We have a great deal of experiencing helping identify whether a training programme has been effective or not, whether this be in terms of assessing whether the intended learning has been understood and applied by delegates or whether it has been value for money. Kirkpatrick evaluation and return on investment methodologies are just some of the tools we have applied in nearly 30 years of research in this field that has led to us publishing good practice guidance for organisations and sectors wishing to better understand the impact their investment in skills and training is having. At a more strategic level, we have delivered a number of 5-year longitudinal skills and education programmes, written sector skills strategies and devised impact frameworks in sectors as diverse as engineering, nuclear, creative and culture, sport, community development, home building and construction. At a European Level we have evaluated many ESF sector skills and standards projects, whilst in the UK we have supported strategies seeking to improve leadership, management, technical, human factors, digital and collaborative skills within industries and local workforces. Research studies of note have sought to understand what are the most effective ways to learn and how to help learners revise effectively for technical tests to encourage long-term knowledge retention.
This is an area of development following a 12 month study exploring the relationships between culture, behaviours, quality and productivity in the workplace. By completing a rapid evidence assessment, qualitative research programme with 100 behavioural insights specialists, employers and trade federations, and drawing on 500 interviews with employees in the selected sector, a short-list of high-impact solutions were identified that would more likely lead to the nurturing of positive behaviours and reduction of negative behaviours affecting business’ productivity and quality.
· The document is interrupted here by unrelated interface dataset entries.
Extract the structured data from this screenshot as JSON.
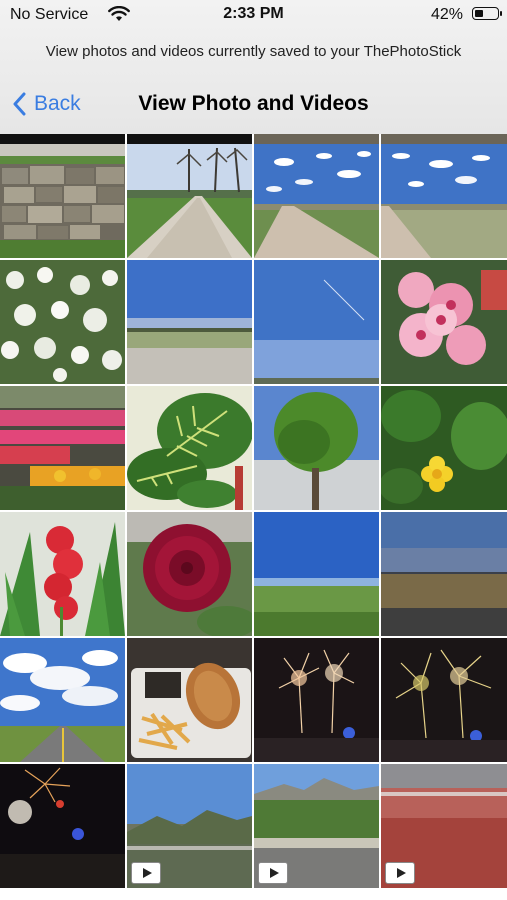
{
  "status_bar": {
    "carrier": "No Service",
    "time": "2:33 PM",
    "battery_percent": "42%",
    "battery_level": 0.42,
    "icons": [
      "wifi-icon",
      "battery-icon"
    ]
  },
  "header": {
    "subtitle": "View photos and videos currently saved to your ThePhotoStick",
    "back_label": "Back",
    "title": "View Photo and Videos"
  },
  "colors": {
    "accent": "#3a7de1",
    "header_bg": "#eeeeee"
  },
  "gallery": {
    "items": [
      {
        "subject": "stone wall",
        "type": "photo"
      },
      {
        "subject": "gravel path",
        "type": "photo"
      },
      {
        "subject": "dirt road",
        "type": "photo"
      },
      {
        "subject": "dirt road",
        "type": "photo"
      },
      {
        "subject": "blossoms",
        "type": "photo"
      },
      {
        "subject": "plain field",
        "type": "photo"
      },
      {
        "subject": "blue sky",
        "type": "photo"
      },
      {
        "subject": "pink geranium",
        "type": "photo"
      },
      {
        "subject": "flower beds",
        "type": "photo"
      },
      {
        "subject": "prayer plant",
        "type": "photo"
      },
      {
        "subject": "tree",
        "type": "photo"
      },
      {
        "subject": "yellow flower",
        "type": "photo"
      },
      {
        "subject": "red gladiolus",
        "type": "photo"
      },
      {
        "subject": "dahlia",
        "type": "photo"
      },
      {
        "subject": "green field",
        "type": "photo"
      },
      {
        "subject": "dusk field",
        "type": "photo"
      },
      {
        "subject": "highway clouds",
        "type": "photo"
      },
      {
        "subject": "fries and bread",
        "type": "photo"
      },
      {
        "subject": "fireworks",
        "type": "photo"
      },
      {
        "subject": "fireworks",
        "type": "photo"
      },
      {
        "subject": "night fireworks",
        "type": "photo"
      },
      {
        "subject": "mountains",
        "type": "video"
      },
      {
        "subject": "mountain road",
        "type": "video"
      },
      {
        "subject": "red car hood",
        "type": "video"
      }
    ]
  }
}
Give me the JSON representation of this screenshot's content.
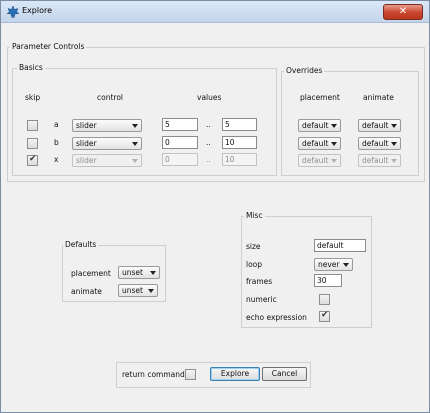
{
  "window": {
    "title": "Explore",
    "close_icon": "✕"
  },
  "parameter_controls": {
    "title": "Parameter Controls",
    "basics": {
      "title": "Basics",
      "headers": {
        "skip": "skip",
        "control": "control",
        "values": "values"
      },
      "rows": [
        {
          "skip": false,
          "name": "a",
          "control": "slider",
          "from": "5",
          "sep": "..",
          "to": "5",
          "disabled": false
        },
        {
          "skip": false,
          "name": "b",
          "control": "slider",
          "from": "0",
          "sep": "..",
          "to": "10",
          "disabled": false
        },
        {
          "skip": true,
          "name": "x",
          "control": "slider",
          "from": "0",
          "sep": "..",
          "to": "10",
          "disabled": true
        }
      ]
    },
    "overrides": {
      "title": "Overrides",
      "headers": {
        "placement": "placement",
        "animate": "animate"
      },
      "rows": [
        {
          "placement": "default",
          "animate": "default"
        },
        {
          "placement": "default",
          "animate": "default"
        },
        {
          "placement": "default",
          "animate": "default"
        }
      ]
    }
  },
  "defaults": {
    "title": "Defaults",
    "placement_label": "placement",
    "placement_value": "unset",
    "animate_label": "animate",
    "animate_value": "unset"
  },
  "misc": {
    "title": "Misc",
    "size_label": "size",
    "size_value": "default",
    "loop_label": "loop",
    "loop_value": "never",
    "frames_label": "frames",
    "frames_value": "30",
    "numeric_label": "numeric",
    "numeric_checked": false,
    "echo_label": "echo expression",
    "echo_checked": true
  },
  "footer": {
    "return_command_label": "return command",
    "return_command_checked": false,
    "explore_button": "Explore",
    "cancel_button": "Cancel"
  },
  "colors": {
    "title_bar": "#c4d5ea",
    "close_button": "#c9442c",
    "window_bg": "#f0f0f0"
  }
}
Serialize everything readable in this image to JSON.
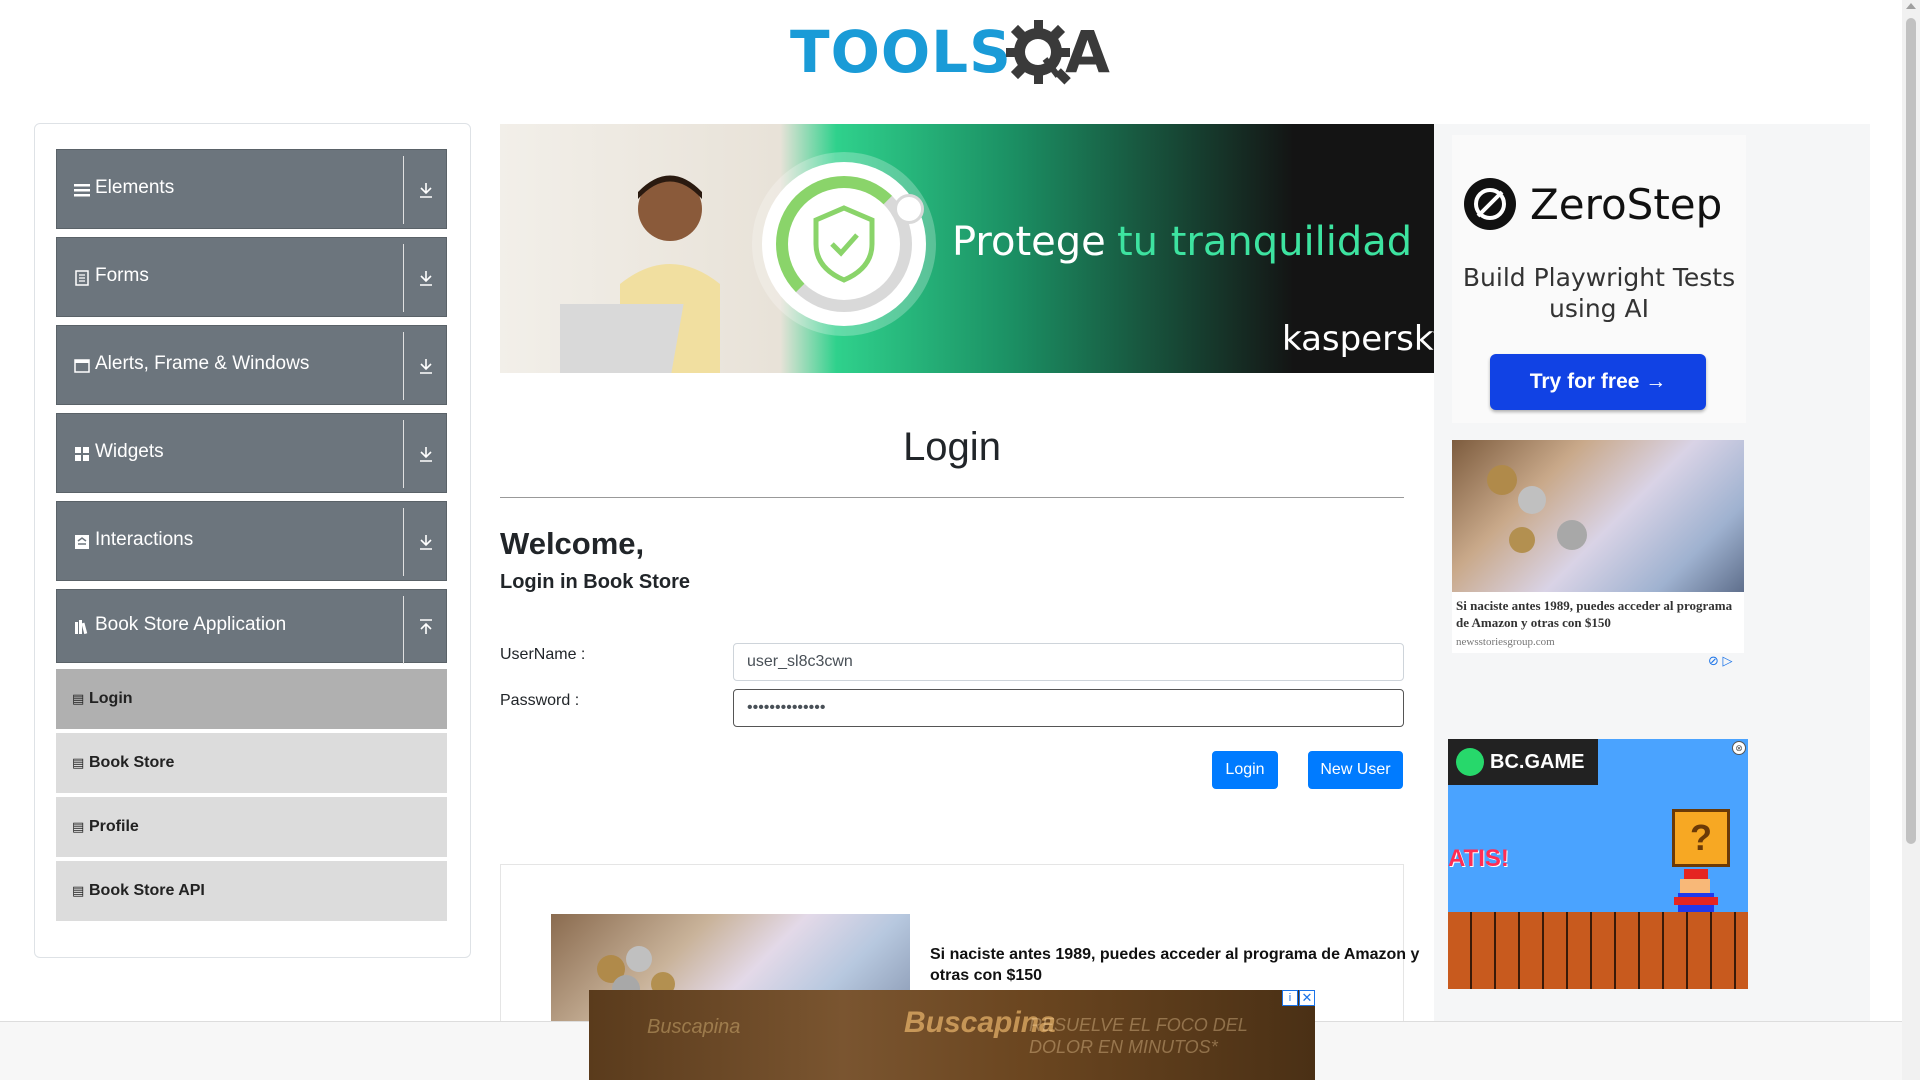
{
  "header": {
    "logo_text": "TOOLS",
    "logo_suffix": "A"
  },
  "sidebar": {
    "groups": [
      {
        "label": "Elements",
        "icon": "hamburger-icon",
        "arrow": "download-arrow-icon"
      },
      {
        "label": "Forms",
        "icon": "document-icon",
        "arrow": "download-arrow-icon"
      },
      {
        "label": "Alerts, Frame & Windows",
        "icon": "window-icon",
        "arrow": "download-arrow-icon"
      },
      {
        "label": "Widgets",
        "icon": "grid-icon",
        "arrow": "download-arrow-icon"
      },
      {
        "label": "Interactions",
        "icon": "interaction-icon",
        "arrow": "download-arrow-icon"
      },
      {
        "label": "Book Store Application",
        "icon": "books-icon",
        "arrow": "upload-arrow-icon"
      }
    ],
    "subitems": [
      {
        "label": "Login",
        "active": true
      },
      {
        "label": "Book Store",
        "active": false
      },
      {
        "label": "Profile",
        "active": false
      },
      {
        "label": "Book Store API",
        "active": false
      }
    ]
  },
  "banner": {
    "text1": "Protege",
    "text2": "tu tranquilidad",
    "brand": "kaspersky"
  },
  "login": {
    "title": "Login",
    "welcome": "Welcome,",
    "subtitle": "Login in Book Store",
    "username_label": "UserName :",
    "username_value": "user_sl8c3cwn",
    "password_label": "Password :",
    "password_value": "••••••••••••••",
    "login_button": "Login",
    "new_user_button": "New User"
  },
  "content_ad": {
    "headline": "Si naciste antes 1989, puedes acceder al programa de Amazon y otras con $150"
  },
  "right_ads": {
    "zerostep": {
      "name": "ZeroStep",
      "tagline": "Build Playwright Tests using AI",
      "button": "Try for free →"
    },
    "native": {
      "text": "Si naciste antes 1989, puedes acceder al programa de Amazon y otras con $150",
      "source": "newsstoriesgroup.com"
    },
    "bcgame": {
      "brand": "BC.GAME",
      "snippet": "ATIS!",
      "question": "?"
    }
  },
  "bottom_ad": {
    "brand1": "Buscapina",
    "brand2": "Buscapina",
    "slogan": "RESUELVE EL FOCO DEL DOLOR EN MINUTOS*"
  }
}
The findings of this study has been embedded into the long-term investment and commissioning approach of the UK construction sector, but is likely to have significant transferability to other highly regulated sectors with similar industry drivers.